CSA is a form of sleep apnea that is less common and less studied than OSA. Whereas OSA results from a blockage of the upper airway, CSA occurs when the brain fails to send appropriate signals to the breathing muscles to stimulate a regular breathing pattern.1

Central Sleep Apnea vs Obstructive Sleep Apnea

Symptoms of Central Sleep Apnea

Central Sleep Apnea has symptoms that are both long term and short term.
Symptoms of central sleep apnea include:2-3

stick figure walking tired because of central sleep apnea

Chronic fatigue

stick figure asleep at desk because of central sleep apnea

Excessive daytime sleepiness

outline of a human head with a brain to show brain fog is a symptom of central sleep apnea

Brain fog / cognitive impairment

outline of person in bed to show inability to fall asleep with central sleep apnea

Inability to fall asleep
or get restful sleep

Many patients with CSA also have heart disease, especially heart failure.4 Within this population, patients with CSA are at increased risk for hospitalizations and even death.5,6

Central sleep apnea has a number of known associations:2

  • Cardiac disorders including Congestive Heart Failure (CHF) and Atrial Fibrillation (AFib)
  • High altitude
  • Opioids
  • Idiopathic central sleep apnea
  • Other medical conditions (stroke, brainstem/spinal cord disorders)

Diagnosing CSA

CSA is diagnosed via a home or in-lab sleep study, that is prescribed by a physician to determine if a patient has sleep apnea and if their primary type of apnea is central or obstructive.

Home Sleep Apnea Test
(HSAT, Polygram, PG)

Completed at home

Measures oxygen, air flow and movement of the chest and abdomen*

In-Lab Sleep Study
(Polysomnogram, PSG)

Assesses sleep stage and other sleep disorders in addition to sleep apnea

Requires overnight monitoring in a sleep lab

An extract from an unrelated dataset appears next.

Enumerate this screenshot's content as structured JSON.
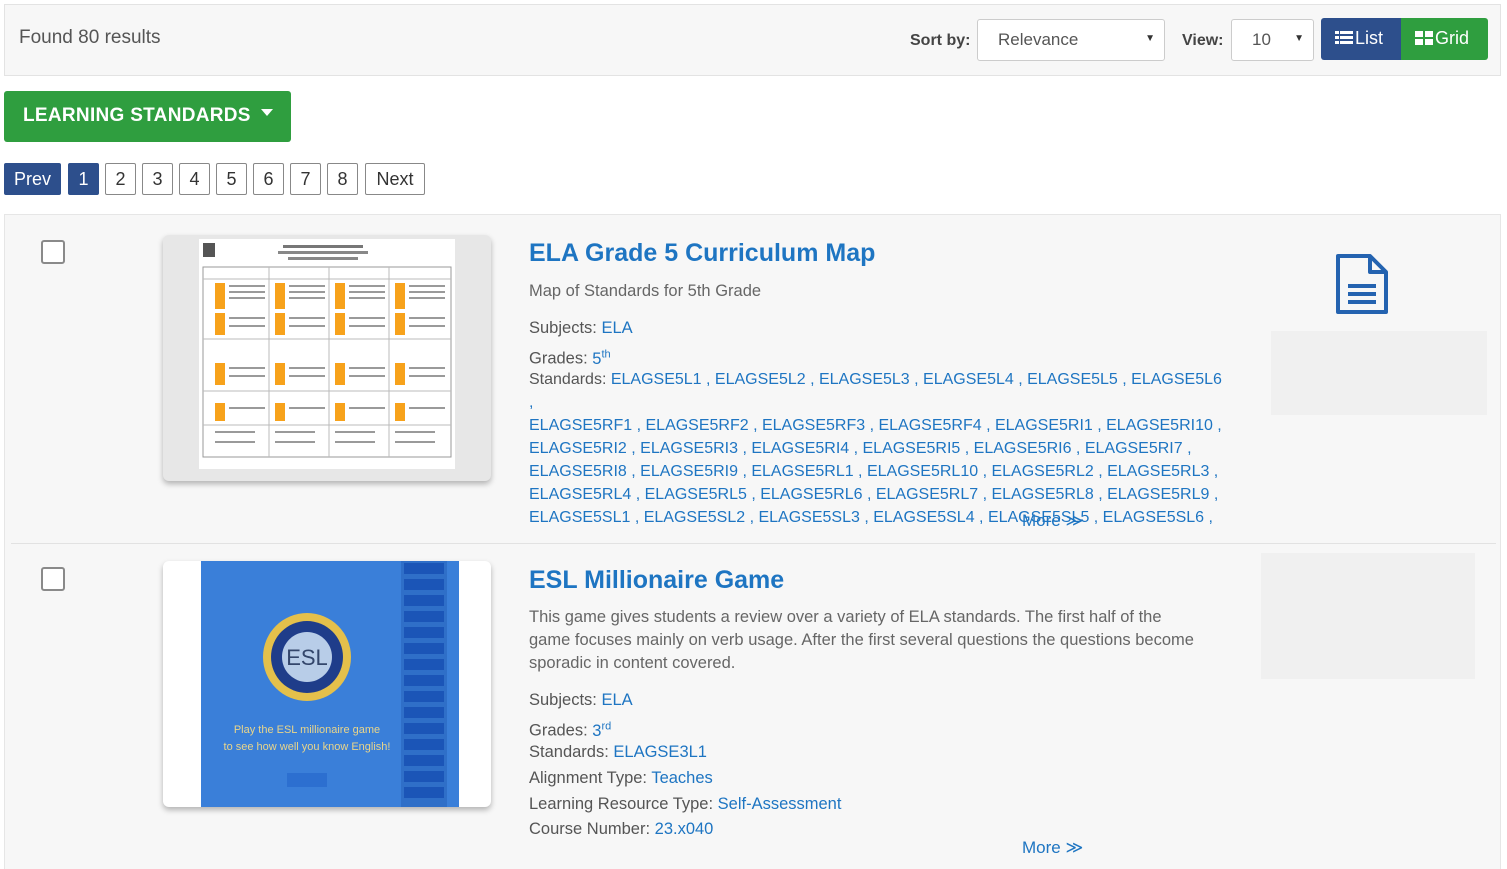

During the sleep study, the number of apnea and hypopnea events per hour are counted and reported as the Apnea Hypopnea Index (AHI), the most common measure of severity of sleep apnea.